Start of Data extracts

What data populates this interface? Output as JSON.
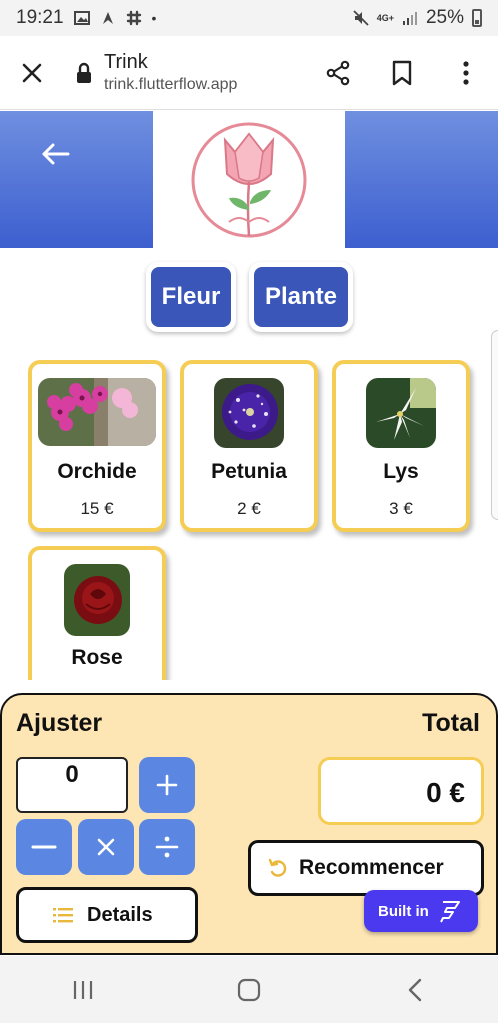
{
  "status_bar": {
    "time": "19:21",
    "battery": "25%",
    "network": "4G+"
  },
  "browser": {
    "title": "Trink",
    "url": "trink.flutterflow.app"
  },
  "categories": [
    {
      "label": "Fleur"
    },
    {
      "label": "Plante"
    }
  ],
  "products": [
    {
      "name": "Orchide",
      "price": "15 €",
      "image": "orchid-photo"
    },
    {
      "name": "Petunia",
      "price": "2 €",
      "image": "petunia-photo"
    },
    {
      "name": "Lys",
      "price": "3 €",
      "image": "lily-photo"
    },
    {
      "name": "Rose",
      "price": "",
      "image": "rose-photo"
    }
  ],
  "panel": {
    "adjust_label": "Ajuster",
    "total_label": "Total",
    "quantity": "0",
    "total_value": "0 €",
    "restart_label": "Recommencer",
    "details_label": "Details",
    "built_in_label": "Built in"
  },
  "colors": {
    "header_blue": "#3d5fcf",
    "button_blue": "#3a56b8",
    "card_border": "#f5cd55",
    "panel_bg": "#fde6b4",
    "op_blue": "#5b87e3",
    "badge_purple": "#4b39ef"
  }
}
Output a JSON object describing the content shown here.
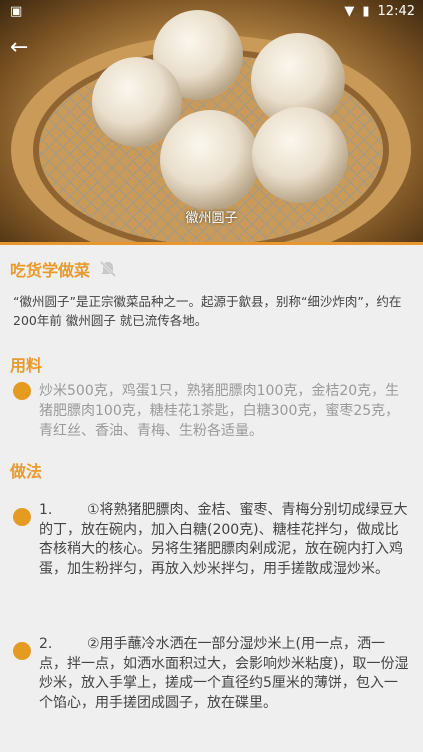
{
  "status_bar": {
    "time": "12:42"
  },
  "hero": {
    "caption": "徽州圆子"
  },
  "main": {
    "title": "吃货学做菜",
    "intro": "“徽州圆子”是正宗徽菜品种之一。起源于歙县，别称“细沙炸肉”，约在200年前 徽州圆子 就已流传各地。"
  },
  "ingredients": {
    "title": "用料",
    "text": "炒米500克，鸡蛋1只，熟猪肥膘肉100克，金桔20克，生猪肥膘肉100克，糖桂花1茶匙，白糖300克，蜜枣25克，青红丝、香油、青梅、生粉各适量。"
  },
  "steps": {
    "title": "做法",
    "items": [
      {
        "num": "1.",
        "text": "①将熟猪肥膘肉、金桔、蜜枣、青梅分别切成绿豆大的丁，放在碗内，加入白糖(200克)、糖桂花拌匀，做成比杏核稍大的核心。另将生猪肥膘肉剁成泥，放在碗内打入鸡蛋，加生粉拌匀，再放入炒米拌匀，用手搓散成湿炒米。"
      },
      {
        "num": "2.",
        "text": "②用手蘸冷水洒在一部分湿炒米上(用一点，洒一点，拌一点，如洒水面积过大，会影响炒米粘度)，取一份湿炒米，放入手掌上，搓成一个直径约5厘米的薄饼，包入一个馅心，用手搓团成圆子，放在碟里。"
      }
    ]
  },
  "colors": {
    "accent": "#e89b2d",
    "dot": "#e59a22",
    "background": "#efefef"
  }
}
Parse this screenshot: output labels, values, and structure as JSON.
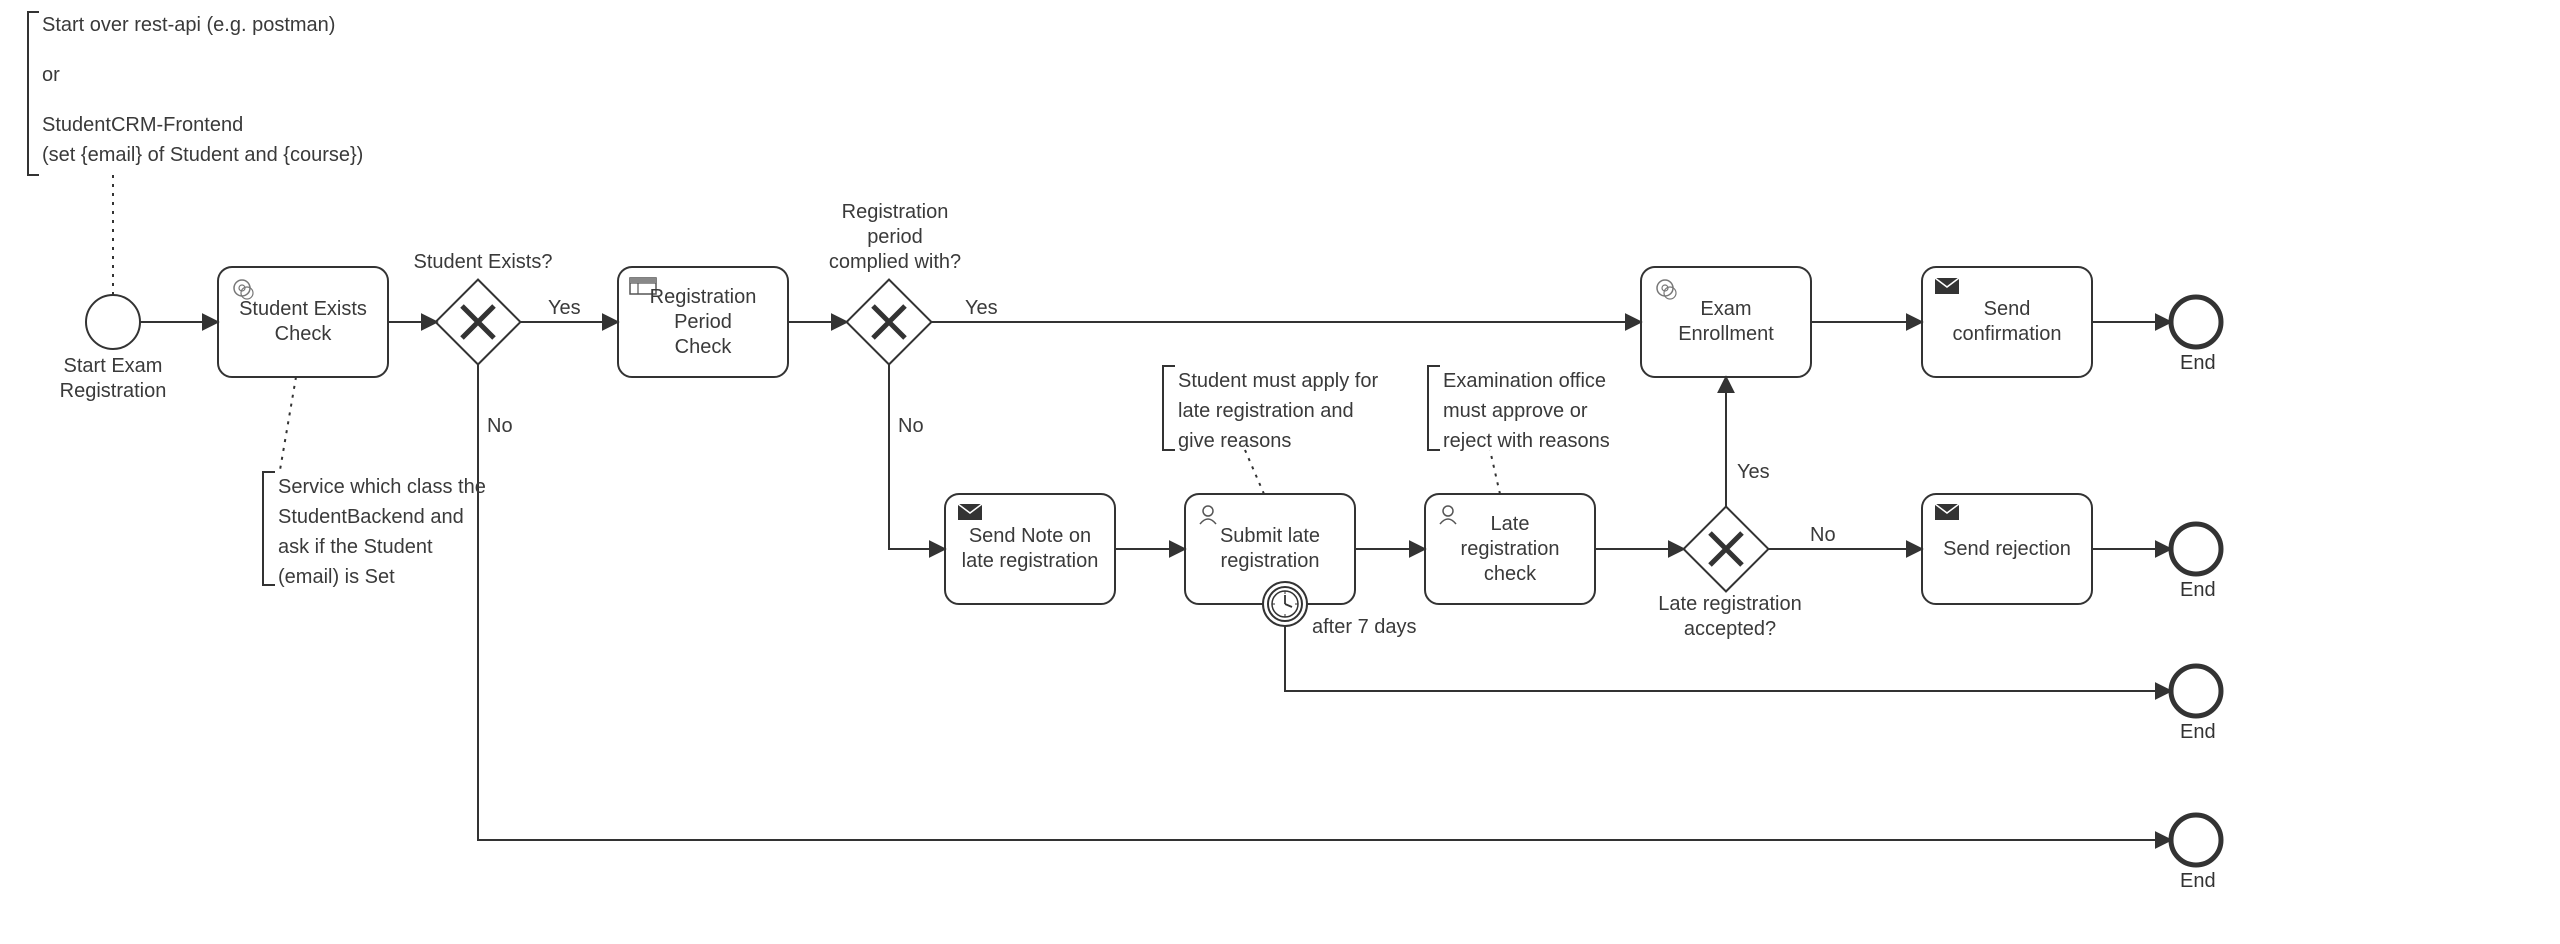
{
  "annotations": {
    "top_left": {
      "line1": "Start over rest-api (e.g. postman)",
      "line2": "or",
      "line3": "StudentCRM-Frontend",
      "line4": "(set {email} of Student and {course})"
    },
    "student_exists_service": "Service which class the\nStudentBackend and\nask if the Student\n(email) is Set",
    "submit_late_note": "Student must apply for\nlate registration and\ngive reasons",
    "late_check_note": "Examination office\nmust approve or\nreject with reasons"
  },
  "events": {
    "start_label": "Start Exam\nRegistration",
    "end1": "End",
    "end2": "End",
    "end3": "End",
    "end4": "End",
    "timer_label": "after 7 days"
  },
  "tasks": {
    "student_exists_check": "Student Exists\nCheck",
    "registration_period_check": "Registration\nPeriod\nCheck",
    "send_note_late": "Send Note on\nlate registration",
    "submit_late_registration": "Submit late\nregistration",
    "late_registration_check": "Late\nregistration\ncheck",
    "exam_enrollment": "Exam\nEnrollment",
    "send_confirmation": "Send\nconfirmation",
    "send_rejection": "Send rejection"
  },
  "gateways": {
    "student_exists": "Student Exists?",
    "registration_period": "Registration\nperiod\ncomplied with?",
    "late_accepted": "Late registration\naccepted?"
  },
  "edges": {
    "yes1": "Yes",
    "no1": "No",
    "yes2": "Yes",
    "no2": "No",
    "yes3": "Yes",
    "no3": "No"
  }
}
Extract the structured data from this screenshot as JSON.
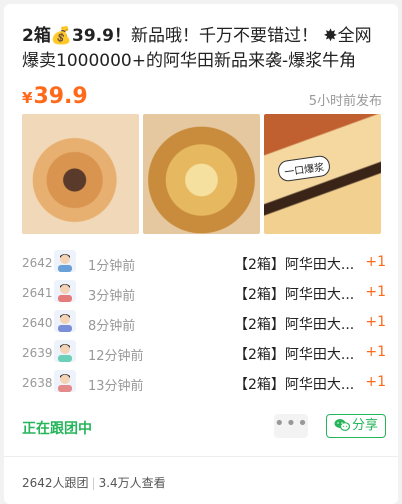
{
  "post": {
    "title_prefix": "2箱💰39.9！",
    "title_rest": "新品哦！千万不要错过！ ✸全网爆卖1000000+的阿华田新品来袭-爆浆牛角包！...",
    "price_symbol": "¥",
    "price_value": "39.9",
    "time_ago": "5小时前发布",
    "photo_tag": "一口爆浆"
  },
  "orders": [
    {
      "num": "2642",
      "ago": "1分钟前",
      "item": "【2箱】阿华田大...",
      "qty": "+1",
      "avatar_color": "#6aa0d8"
    },
    {
      "num": "2641",
      "ago": "3分钟前",
      "item": "【2箱】阿华田大...",
      "qty": "+1",
      "avatar_color": "#e57b7b"
    },
    {
      "num": "2640",
      "ago": "8分钟前",
      "item": "【2箱】阿华田大...",
      "qty": "+1",
      "avatar_color": "#7b8fd8"
    },
    {
      "num": "2639",
      "ago": "12分钟前",
      "item": "【2箱】阿华田大...",
      "qty": "+1",
      "avatar_color": "#6ccfb8"
    },
    {
      "num": "2638",
      "ago": "13分钟前",
      "item": "【2箱】阿华田大...",
      "qty": "+1",
      "avatar_color": "#e58a8a"
    }
  ],
  "actions": {
    "following_label": "正在跟团中",
    "more_label": "•••",
    "share_label": "分享"
  },
  "footer": {
    "followers": "2642人跟团",
    "views": "3.4万人查看"
  },
  "colors": {
    "accent_orange": "#ff6a1a",
    "accent_green": "#27b55c"
  }
}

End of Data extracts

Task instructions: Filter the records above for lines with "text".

Answer below:
    "text": "炒米500克，鸡蛋1只，熟猪肥膘肉100克，金桔20克，生猪肥膘肉100克，糖桂花1茶匙，白糖300克，蜜枣25克，青红丝、香油、青梅、生粉各适量。"
        "text": "①将熟猪肥膘肉、金桔、蜜枣、青梅分别切成绿豆大的丁，放在碗内，加入白糖(200克)、糖桂花拌匀，做成比杏核稍大的核心。另将生猪肥膘肉剁成泥，放在碗内打入鸡蛋，加生粉拌匀，再放入炒米拌匀，用手搓散成湿炒米。"
        "text": "②用手蘸冷水洒在一部分湿炒米上(用一点，洒一点，拌一点，如洒水面积过大，会影响炒米粘度)，取一份湿炒米，放入手掌上，搓成一个直径约5厘米的薄饼，包入一个馅心，用手搓团成圆子，放在碟里。"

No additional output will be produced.